LOS ANGELES – April 23, 2013 – Global Icons, a premier brand licensing agency, serving a rapidly expanding global portfolio of market-leading clients, announced today its representation agreement with Little Giraffe®, a leading name in the luxury baby accessories industry.
posted in press release on 2/26/13
LOS ANGELES – February 26, 2013 – Global Icons announced its representation agreement with American Dairy Queen Corporation (ADQ), a subsidiary of Berkshire Hathaway, Inc., who has over 6,100 franchised food establishments throughout the world.
LOS ANGELES – January 17, 2013 – Global Icons, a premier brand licensing agency, announced today its exclusive worldwide representation agreement with Diamond Foods, Inc. (NASDAQ:DMND), a leading snack food company.
Leveraging the brand’s irresistible flavors and delightful popcorn-making experience, Global Icons will strategically introduce the brand into a diverse range of categories including popcorn seasonings, snack mixes, popcorn makers, and play activity toys. These new product lines will reflect the same commitment to quality and taste that the “King of Kernel” is known for, and celebrate the tradition of Pop Secret as “the perfect movie night partner.”
posted in press release on 1/14/13
LOS ANGELES – January 14, 2013 – Global Icons, a premier brand licensing agency, announced today its exclusive worldwide representation agreement with Buck Knives, a leading knife manufacturer.
Global Icons will support Buck’s strategic brand initiatives by increasing brand exposure through engaging product collections worldwide within categories such as outdoor/camping equipment and tools, as well as outdoor apparel and accessories, among others. Consumers will be able to trust that licensed Buck Knives merchandise will echo Buck’s pledge that each product has been thoughtfully designed and engineered, and built to last a lifetime.
posted in media on 12/12/12
by Jeff Lotman, ePerspective from Food Technology – On November 20, Hostess announced that mediation with its bakers union had failed and that the 82-year-old company would proceed with liquidation plans. The good news is that the company’s iconic brands, such as Twinkies and HoHos, may not be gone for good. There may be multiple buyers of the individual product brands under the Hostess umbrella or there may be a single buyer who acquires them all. But rest assured, they will be sold because they have real market value. Estimates are that the combined sale of Hostess could be worth over $2 billion.
by Karolyn Schuster, Rapaport – We know where the richest people live and how much they are worth.

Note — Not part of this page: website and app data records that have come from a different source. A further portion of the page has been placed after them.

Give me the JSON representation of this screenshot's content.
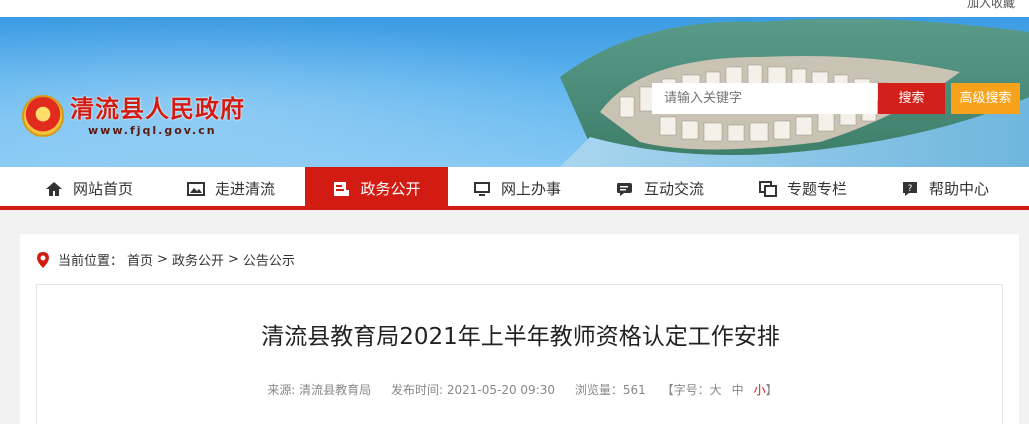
{
  "topbar": {
    "favorite_label": "加入收藏"
  },
  "site": {
    "name": "清流县人民政府",
    "url": "www.fjql.gov.cn"
  },
  "search": {
    "placeholder": "请输入关键字",
    "button_label": "搜索",
    "advanced_label": "高级搜索"
  },
  "nav": {
    "items": [
      {
        "label": "网站首页",
        "icon": "home-icon"
      },
      {
        "label": "走进清流",
        "icon": "image-icon"
      },
      {
        "label": "政务公开",
        "icon": "document-icon",
        "active": true
      },
      {
        "label": "网上办事",
        "icon": "monitor-icon"
      },
      {
        "label": "互动交流",
        "icon": "chat-icon"
      },
      {
        "label": "专题专栏",
        "icon": "layers-icon"
      },
      {
        "label": "帮助中心",
        "icon": "help-icon"
      }
    ]
  },
  "breadcrumb": {
    "prefix": "当前位置：",
    "items": [
      "首页",
      "政务公开",
      "公告公示"
    ],
    "separator": ">"
  },
  "article": {
    "title": "清流县教育局2021年上半年教师资格认定工作安排",
    "source": "来源: 清流县教育局",
    "published": "发布时间: 2021-05-20 09:30",
    "views": "浏览量：561",
    "font_size_label": "【字号：",
    "font_large": "大",
    "font_medium": "中",
    "font_small": "小",
    "font_close": "】"
  },
  "colors": {
    "brand_red": "#d21c13",
    "accent_orange": "#f7a21b",
    "banner_blue": "#4aa8e8"
  }
}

But are they buying luxury products?
Jeff Lotman, founder and chief executive officer (CEO) of Global Icons, a brand licensing agency, said his licensees sell “carbon fiber bicycles priced at over $5,000 to young male consumers who don’t even ride them. They hang them on their walls. In what other country would you find young people doing that?” Lotman said the Chinese luxury market is very male focused “but the female entrepreneur is becoming more significant.” Both groups, he said, buy luxury products “because they show the world you’ve made it and showing the world you’ve made it, in turn, makes you feel good.”
Noting the status cachet of branded items, Lotman said “the bigger the logos, the better. In other markets, it might seem ostentatious — almost in your face to us. But in China, they want the product covered in logos.”
Lindsey Jahn, Food Manufacturing – Hostess last week received court approval to liquidate its company, resulting in the termination of 18,500 employees and leaving the future of the company’s iconic brands up in the air. Food Manufacturing spoke with Jeff Lotman about the future of these brands and how the Hostess sale could affect the bakery marketplace.
Chris Woodyard, USA TODAY — Some new BMW customers haven’t even turned 16 yet — as in months, not years.
Introducing the BMW baby stroller. It’s not necessarily faster than other strollers, but it’s certainly stylish and nimble. And other babies are sure to watch with envy, even if it’s chauffeur- or mom-driven.
Read the full article on USA Today.